“What about the differentials? What other diagnoses should we consider? he asks. “I know you think the diagnosis is obvious – but give me some alternatives,” he coaxes. “What else could be going on? Tell me why you don’t think that it’s X” he asks – making the students review and explore the other possible causes for this patient’s abdominal pain. “Could it be Z?” he asks.. “Why not? What else would we see?” he states in reply to a student’s mumbled answer..
Then, only then, do we review the labs, and the films – the more tangible aspects of the practice of medicine. Those results that students can see easily, (maybe too easily) and tempt them into abandoning the ‘art’ of medicine and patient care. But he doesn’t allow it – and quickly steers the conversation back to the displayed pathology to this pathophysiology and symptomatology of the patient in question.
As someone who still struggles with the physical skill of percussion – this entry into the art of medicine hits home. It is an art, and a woefully underappreciated one.

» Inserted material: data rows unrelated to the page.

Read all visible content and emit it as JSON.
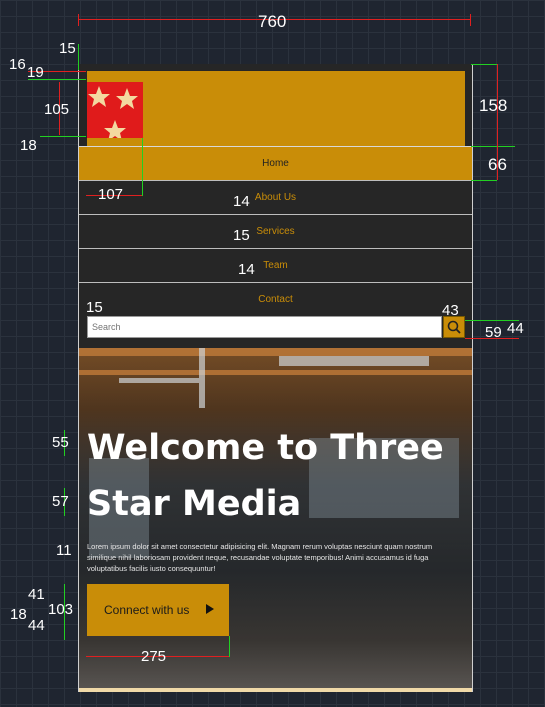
{
  "site": {
    "logo_alt": "three-star logo",
    "nav": [
      {
        "label": "Home",
        "active": true
      },
      {
        "label": "About Us",
        "active": false
      },
      {
        "label": "Services",
        "active": false
      },
      {
        "label": "Team",
        "active": false
      },
      {
        "label": "Contact",
        "active": false
      }
    ],
    "search": {
      "placeholder": "Search"
    },
    "hero": {
      "title": "Welcome to Three Star Media",
      "text": "Lorem ipsum dolor sit amet consectetur adipisicing elit. Magnam rerum voluptas nesciunt quam nostrum similique nihil laboriosam provident neque, recusandae voluptate temporibus! Animi accusamus id fuga voluptatibus facilis iusto consequuntur!",
      "cta_label": "Connect with us"
    }
  },
  "annotations": {
    "page_width": "760",
    "header_top_margin": "15",
    "logo_offset_a": "16",
    "logo_offset_b": "19",
    "logo_height": "105",
    "logo_gap": "18",
    "logo_width": "107",
    "header_height": "158",
    "nav_height": "66",
    "nav_font_about": "14",
    "nav_font_services": "15",
    "nav_font_team": "14",
    "search_margin": "15",
    "search_btn_width": "43",
    "search_btn_area": "59",
    "search_height": "44",
    "title_font_1": "55",
    "title_font_2": "57",
    "text_font": "11",
    "cta_pad_top": "41",
    "cta_text": "18",
    "cta_height": "103",
    "cta_pad_bottom": "44",
    "cta_width": "275"
  },
  "colors": {
    "accent": "#c98d08",
    "logo_red": "#e01b1b",
    "nav_bg": "#262626",
    "annotation_red": "#e02020",
    "annotation_green": "#22d022"
  }
}
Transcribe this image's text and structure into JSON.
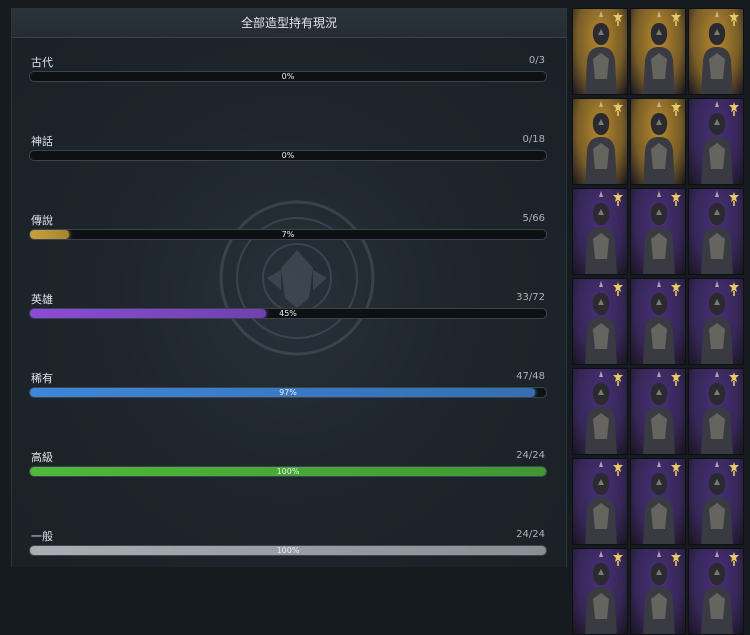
{
  "panel": {
    "title": "全部造型持有現況",
    "rows": [
      {
        "label": "古代",
        "count": "0/3",
        "percent": "0%",
        "fraction": 0.0,
        "color": "#c9a23c"
      },
      {
        "label": "神話",
        "count": "0/18",
        "percent": "0%",
        "fraction": 0.0,
        "color": "#d14a3a"
      },
      {
        "label": "傳說",
        "count": "5/66",
        "percent": "7%",
        "fraction": 0.076,
        "color": "#c9a23c"
      },
      {
        "label": "英雄",
        "count": "33/72",
        "percent": "45%",
        "fraction": 0.458,
        "color": "#8a4cd6"
      },
      {
        "label": "稀有",
        "count": "47/48",
        "percent": "97%",
        "fraction": 0.979,
        "color": "#3f86d8"
      },
      {
        "label": "高級",
        "count": "24/24",
        "percent": "100%",
        "fraction": 1.0,
        "color": "#4fb83a"
      },
      {
        "label": "一般",
        "count": "24/24",
        "percent": "100%",
        "fraction": 1.0,
        "color": "#a8aeb4"
      }
    ]
  },
  "portraits": {
    "tiers": {
      "gold": "#b8892c",
      "purple": "#4a2f7a"
    },
    "rows": [
      [
        "gold",
        "gold",
        "gold"
      ],
      [
        "gold",
        "gold",
        "purple"
      ],
      [
        "purple",
        "purple",
        "purple"
      ],
      [
        "purple",
        "purple",
        "purple"
      ],
      [
        "purple",
        "purple",
        "purple"
      ],
      [
        "purple",
        "purple",
        "purple"
      ],
      [
        "purple",
        "purple",
        "purple"
      ]
    ]
  }
}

** Please note – these quotes are my best approximation from my translations during the case presentation, and may miss nuances.
About Dr. Jose Mayagoitia Witron
Dr. Mayagoitia is more than a clinical instructor – he is a respected professor of surgery at the Universidad Autonoma Baja California (UABC) and has been teaching medical students for over 20 years. He also teaches surgical residents and has been doing so for over fifteen years. He gives lectures daily at the University, in addition to his busy schedule as the Supervising Surgeon for the Intensive Care Unit at Mexicali General, and private surgical practice (with evening clinic hours).
He speaks in clear, unaccented English (my southern accent is thicker than any accent he might possess) which may be as a result of his fellowship training in San Diego. He completed his general surgery residency right here at Mexicali General after attending UABC).
He remains active in the research community as a supervisor for resident research projects including two ongoing projects worthy of note: a new study looking at the treatment of open abdomens, (from massive trauma, infection, etc.) and a study looking at the early initiation of enteral feedings versus delayed (72 hours or greater) in surgical intensive care patients.
He, along with his wife, Gisela Ponce y Ponce de León, MD, PhD (a family medicine physician and instructor at the UABC nursing school) recently presented a paper on obesity research in Barcelona, Spain.
He does all of this in addition to a steady diet of general surgery (cholecystectomies, appendectomies, bowel surgery (such as resections) and the occasional bariatric surgery. As one of the lead surgeons at a major trauma hospital** – he also sees a considerable amount of emergency and trauma cases.
He reports that on the last – bariatric surgery, he has mixed feelings. While it has become a popular staple for the treatment of obesity and obesity-related complications – he questions it’s role in a society that steadfastedly ignores the causes. “I wonder if we will look back one day and realize that we [surgery] did a real disservice to our patients by doing so much of this.” So, while he does perform some bariatric procedures, he is very selective in his patients. “It’s not a quick -fix, and they are going to be dealing with this [changes from bariatric surgery] for the rest of their lives so they [patients] need to understand that it’s a lifelong endeavor.” When he does perform bariatric procedures, he prefers the gastric sleeve, which he believes is more effective [than lap-band, and smaller procedures] but less devastating in terms of complications and dramatic life alterations.
Dr. Jose Mayagoitia Witron, MD, FACS
General surgeon, Fellow in the American College of Surgeons
Av. Reforma 1061 – 6
Mexicali, B. C.
Tele: 686 552 2400
** He reports that Mexicali General, as a public facility, sees about 80% of all traumas in the area.